Etymology[edit]

Borrowed from Late Latin praeceptum, form of praecipiō (to teach), from Latin prae (pre-) + capiō (take).

Pronunciation[edit]

Noun[edit]

precept (plural precepts)

  1. A rule or principle, especially one governing personal conduct.
    • 2006: Theodore Dalrymple, The Gift of Language
      • I need hardly point out that Pinker doesn't really believe anything of what he writes, at least if example is stronger evidence of belief than precept.
    • 1891, Hale, Susan, Mexico (The Story of the Nations), volume 27, London: T. Fisher Unwin, page 80:
      He found a people in the extreme of barbarism living in caves, feeding upon the bloody flesh of animals they killed in hunting; he taught them many things, so that by his example, and for generations after he left them by his precepts, they advanced to high civilization.
  2. (law) A written command, especially a demand for payment.
  3. (Britain) An order issued by one local authority to another specifying the rate of tax to be charged on its behalf.
    1. A rate or tax set by a precept.
      • The Parish Council is financed by raising a small levy - the precept - on all residential properties within the parish. [1]
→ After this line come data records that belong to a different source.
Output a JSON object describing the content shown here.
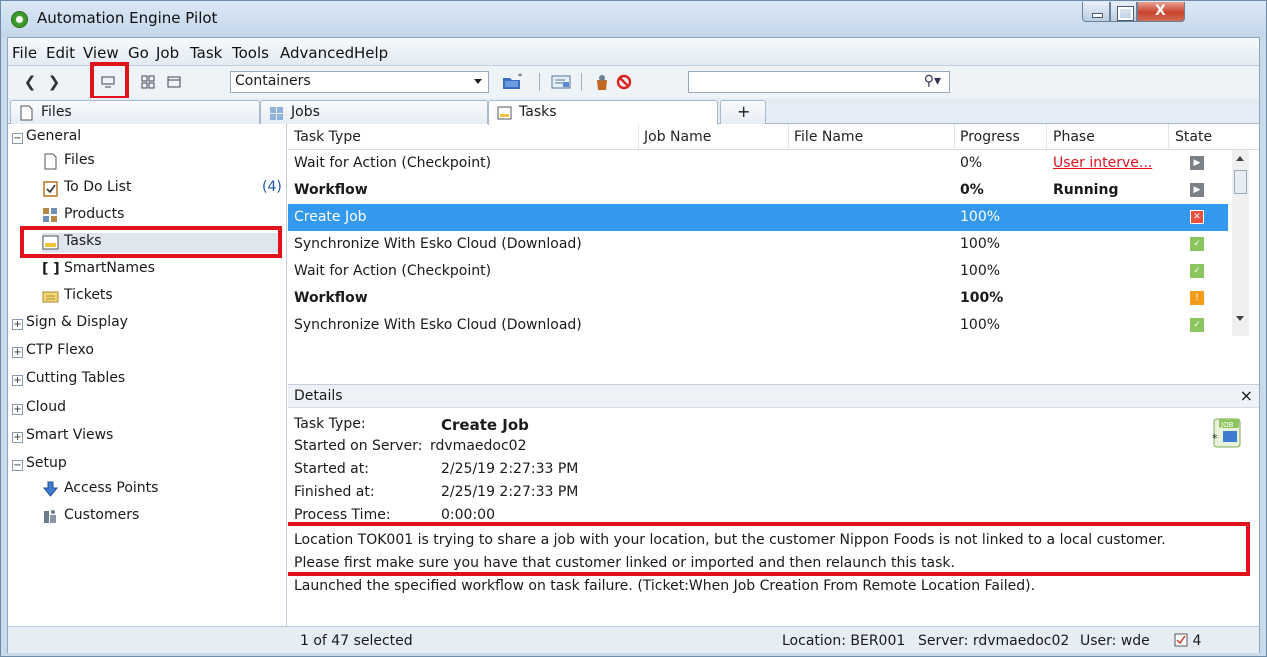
{
  "window": {
    "title": "Automation Engine Pilot",
    "accent_highlight": "#e0131d",
    "selection_color": "#3399ee"
  },
  "menu": {
    "items": [
      "File",
      "Edit",
      "View",
      "Go",
      "Job",
      "Task",
      "Tools",
      "Advanced",
      "Help"
    ]
  },
  "toolbar": {
    "view_selector": "Containers",
    "search_placeholder": "",
    "icons": [
      "back-icon",
      "forward-icon",
      "single-view-icon",
      "tile-view-icon",
      "panel-view-icon",
      "new-container-icon",
      "settings-icon",
      "launch-icon",
      "cancel-icon",
      "search-icon"
    ]
  },
  "tabs": [
    {
      "label": "Files"
    },
    {
      "label": "Jobs"
    },
    {
      "label": "Tasks"
    },
    {
      "label": "+"
    }
  ],
  "tree": {
    "general": "General",
    "files": "Files",
    "todo": "To Do List",
    "todo_count": "(4)",
    "products": "Products",
    "tasks": "Tasks",
    "smartnames": "SmartNames",
    "tickets": "Tickets",
    "sign_display": "Sign & Display",
    "ctp_flexo": "CTP Flexo",
    "cutting_tables": "Cutting Tables",
    "cloud": "Cloud",
    "smart_views": "Smart Views",
    "setup": "Setup",
    "access_points": "Access Points",
    "customers": "Customers"
  },
  "table": {
    "columns": [
      "Task Type",
      "Job Name",
      "File Name",
      "Progress",
      "Phase",
      "State"
    ],
    "rows": [
      {
        "task_type": "Wait for Action (Checkpoint)",
        "job_name": "",
        "file_name": "",
        "progress": "0%",
        "phase": "User interve...",
        "state": "pending"
      },
      {
        "task_type": "Workflow",
        "job_name": "",
        "file_name": "",
        "progress": "0%",
        "phase": "Running",
        "state": "pending"
      },
      {
        "task_type": "Create Job",
        "job_name": "",
        "file_name": "",
        "progress": "100%",
        "phase": "",
        "state": "error"
      },
      {
        "task_type": "Synchronize With Esko Cloud (Download)",
        "job_name": "",
        "file_name": "",
        "progress": "100%",
        "phase": "",
        "state": "ok"
      },
      {
        "task_type": "Wait for Action (Checkpoint)",
        "job_name": "",
        "file_name": "",
        "progress": "100%",
        "phase": "",
        "state": "ok"
      },
      {
        "task_type": "Workflow",
        "job_name": "",
        "file_name": "",
        "progress": "100%",
        "phase": "",
        "state": "warning"
      },
      {
        "task_type": "Synchronize With Esko Cloud (Download)",
        "job_name": "",
        "file_name": "",
        "progress": "100%",
        "phase": "",
        "state": "ok"
      }
    ]
  },
  "details": {
    "title": "Details",
    "close": "×",
    "task_type_label": "Task Type:",
    "task_type_value": "Create Job",
    "server_label": "Started on Server:",
    "server_value": "rdvmaedoc02",
    "started_label": "Started at:",
    "started_value": "2/25/19 2:27:33 PM",
    "finished_label": "Finished at:",
    "finished_value": "2/25/19 2:27:33 PM",
    "process_label": "Process Time:",
    "process_value": "0:00:00",
    "message_line1": "Location TOK001 is trying to share a job with your location, but the customer Nippon Foods is not linked to a local customer.",
    "message_line2": "Please first make sure you have that customer linked or imported  and then relaunch this task.",
    "message_line3": "Launched the specified workflow on task failure. (Ticket:When Job Creation From Remote Location Failed).",
    "job_icon_text": "JOB"
  },
  "status": {
    "selection": "1 of 47 selected",
    "location": "Location: BER001",
    "server": "Server: rdvmaedoc02",
    "user": "User: wde",
    "todo_count": "4"
  }
}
Translations[edit]

Verb[edit]

precept (third-person singular simple present precepts, present participle precepting, simple past and past participle precepted)
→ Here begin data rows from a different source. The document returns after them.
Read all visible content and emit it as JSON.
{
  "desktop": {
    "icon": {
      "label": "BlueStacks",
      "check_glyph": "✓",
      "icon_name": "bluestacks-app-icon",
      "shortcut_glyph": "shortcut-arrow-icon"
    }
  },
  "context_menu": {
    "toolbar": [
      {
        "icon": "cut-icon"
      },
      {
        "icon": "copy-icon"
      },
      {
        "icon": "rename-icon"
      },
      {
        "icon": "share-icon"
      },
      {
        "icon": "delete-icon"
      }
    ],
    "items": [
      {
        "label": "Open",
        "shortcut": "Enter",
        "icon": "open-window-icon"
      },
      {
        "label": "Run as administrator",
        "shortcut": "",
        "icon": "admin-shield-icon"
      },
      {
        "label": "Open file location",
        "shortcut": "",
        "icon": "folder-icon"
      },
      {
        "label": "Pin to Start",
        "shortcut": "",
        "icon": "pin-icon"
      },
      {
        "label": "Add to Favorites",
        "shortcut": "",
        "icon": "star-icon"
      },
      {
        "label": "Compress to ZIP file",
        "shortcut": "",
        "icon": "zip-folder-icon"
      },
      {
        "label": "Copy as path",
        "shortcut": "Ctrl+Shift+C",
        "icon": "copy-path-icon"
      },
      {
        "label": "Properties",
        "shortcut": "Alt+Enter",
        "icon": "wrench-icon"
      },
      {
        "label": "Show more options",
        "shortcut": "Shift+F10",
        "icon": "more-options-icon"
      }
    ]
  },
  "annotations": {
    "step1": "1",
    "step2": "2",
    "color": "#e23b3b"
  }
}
  1. (obsolete) To teach by precepts.
    (Can we find and add a quotation of Francis Bacon to this entry?)

References[edit]

Anagrams[edit]


Old Irish[edit]

Etymology[edit]

Borrowed from Late Latin praeceptum, form of praecipiō (to teach), from prae (pre-) + capiō (take).

Pronunciation[edit]

Noun[edit]

precept f (genitive precepte)

  1. verbal noun of pridchaid
    • c. 800, Würzburg Glosses on the Pauline Epistles, published in Thesaurus Palaeohibernicus (reprinted 1987, Dublin Institute for Advanced Studies), edited and with translations by Whitley Stokes and John Strachan, vol. I, pp. 499–712, Wb. 10d23
      Mad ar lóg pridcha-sa, .i. ar m’étiuth et mo thoschith, ním·bia fochricc dar hési mo precepte.
      If I preach for pay, that is, for my clothing and my sustenance, I shall not have a reward for my teaching.
    • c. 800, Würzburg Glosses on the Pauline Epistles, published in Thesaurus Palaeohibernicus (reprinted 1987, Dublin Institute for Advanced Studies), edited and with translations by Whitley Stokes and John Strachan, vol. I, pp. 499–712, Wb. 21c19
      Is oc precept soscéli at·tó.
      I am preaching the gospel.

Inflection[edit]

Feminine ā-stem
Singular Dual Plural
Nominative preceptL preceptL, preceupt preceptaH
Vocative preceptL preceptL, preceupt preceptaH
Accusative preceptN, preceupt preceptL, preceupt preceptaH
Genitive precepteH, preceptae preceptL preceptN
Dative preceptL, preceupt preceptaib preceptaib
Initial mutations of a following adjective:
  • H = triggers aspiration
  • L = triggers lenition
  • N = triggers nasalization

Mutation[edit]

Old Irish mutation
Radical Lenition Nasalization
precept phrecept precept
pronounced with /b(ʲ)-/
Note: Some of these forms may be hypothetical. Not every
possible mutated form of every word actually occurs.

Further reading[edit]